My very favorite Christmas tree ornament is a flat ceramic Santa, given to me when I was very small, and made by a friend of my grandmother’s. For close to 40 years, this Santa has hung on a Christmas tree in my home, wherever that home has been.
Sacred symbol he may not be, but my Santa ornament reminds me of the very heart of the Christmas story as my faith tells it: that I am/we are loved.
I’ve never hung him without this sense of big picture, this realization that what is right now is not what has always been or what will one day be. He’s been with me lots of places, this little Santa, and he’s with me still.
December has long been my heart’s home. I have no rational explanation for this, just a calm knowing that in winter’s soft grey skies and the stark lines of bare tree branches and the clearness of a full moon on a December night–there’s something real in all that, something that reminds me that no matter how cold or dark it might be, there is, beneath it all, and so always somewhere in me, too, life…pulsing, waiting.
(I speak from a history of privilege–I know this–from happy Christmas memories and December days rooted in tradition and love. This is not so for all people, and I grieve that.)
I know, too, that this December, my heart’s finding it harder to settle in, to breathe in deep the goodness lying in these days and so find strength. There are a multitude of reasons for this, and the reasons don’t matter so much as what gets experienced and learned in the midst of their wreaking havoc on my beloved December.

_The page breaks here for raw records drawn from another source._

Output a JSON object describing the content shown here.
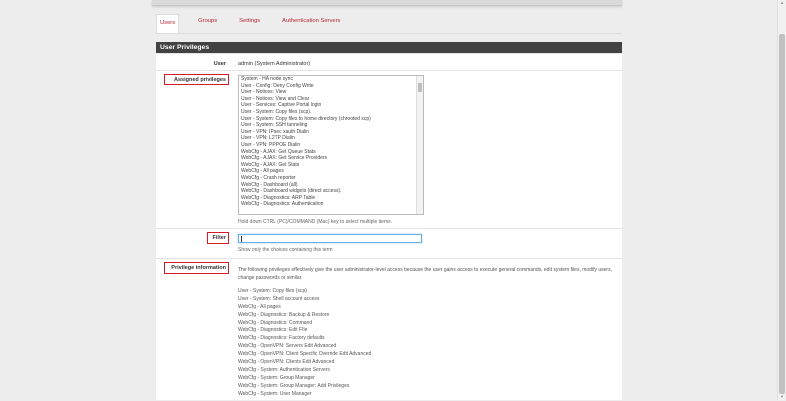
{
  "tabs": [
    {
      "label": "Users",
      "active": true
    },
    {
      "label": "Groups",
      "active": false
    },
    {
      "label": "Settings",
      "active": false
    },
    {
      "label": "Authentication Servers",
      "active": false
    }
  ],
  "panel_title": "User Privileges",
  "user": {
    "label": "User",
    "value": "admin (System Administrator)"
  },
  "assigned": {
    "label": "Assigned privileges",
    "options": [
      "System - HA node sync",
      "User - Config: Deny Config Write",
      "User - Notices: View",
      "User - Notices: View and Clear",
      "User - Services: Captive Portal login",
      "User - System: Copy files (scp).",
      "User - System: Copy files to home directory (chrooted scp)",
      "User - System: SSH tunneling",
      "User - VPN: IPsec xauth Dialin",
      "User - VPN: L2TP Dialin",
      "User - VPN: PPPOE Dialin",
      "WebCfg - AJAX: Get Queue Stats",
      "WebCfg - AJAX: Get Service Providers",
      "WebCfg - AJAX: Get Stats",
      "WebCfg - All pages",
      "WebCfg - Crash reporter",
      "WebCfg - Dashboard (all)",
      "WebCfg - Dashboard widgets (direct access).",
      "WebCfg - Diagnostics: ARP Table",
      "WebCfg - Diagnostics: Authentication"
    ],
    "help": "Hold down CTRL (PC)/COMMAND (Mac) key to select multiple items."
  },
  "filter": {
    "label": "Filter",
    "value": "",
    "help": "Show only the choices containing this term"
  },
  "privilege_info": {
    "label": "Privilege information",
    "text": "The following privileges effectively give the user administrator-level access because the user gains access to execute general commands, edit system files, modify users, change passwords or similar.",
    "items": [
      "User - System: Copy files (scp)",
      "User - System: Shell account access",
      "WebCfg - All pages",
      "WebCfg - Diagnostics: Backup & Restore",
      "WebCfg - Diagnostics: Command",
      "WebCfg - Diagnostics: Edit FIle",
      "WebCfg - Diagnostics: Factory defaults",
      "WebCfg - OpenVPN: Servers Edit Advanced",
      "WebCfg - OpenVPN: Client Specific Override Edit Advanced",
      "WebCfg - OpenVPN: Clients Edit Advanced",
      "WebCfg - System: Authentication Servers",
      "WebCfg - System: Group Manager",
      "WebCfg - System: Group Manager: Add Privileges",
      "WebCfg - System: User Manager"
    ]
  }
}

What I’m learning is this:
- that the constants in life matter most, even if represented in a silly ceramic Santa
- that the Nativity story is not a perfect one–it is, in fact, wrought with fear and heartache and uncertainty
- that despite this fear and heartache and uncertainty, things I am knowing–for myself and so many I care about–in a new way this December, love still comes…somehow
- that this is not the first time the world seems to have tilted into chaos–that Jesus was born into terror and war and poverty and political posturing, too…that biblical Bethlehem and modern day global life have a lot in common
- that my daughter’s speaking, “hope, peace, love, joy…that’s the order of the Sundays, mama,” is blessed balm for a grateful and tender heart–because it means that despite her longing for an American Girl Look-A-Like doll from Santa, she knows what really matters
Forgive me if my icon for all things holy this most precious of Decembers (because it is–even if I’m not quite understanding that yet) is a Santa ornament, but I live and move and having being in a story of finding the sacred in that which is ordinary.
In the ordinary made extraordinary, by the grace of which the angels sang, and the shepherds stood in awe, and in which Mary trusted to see her through.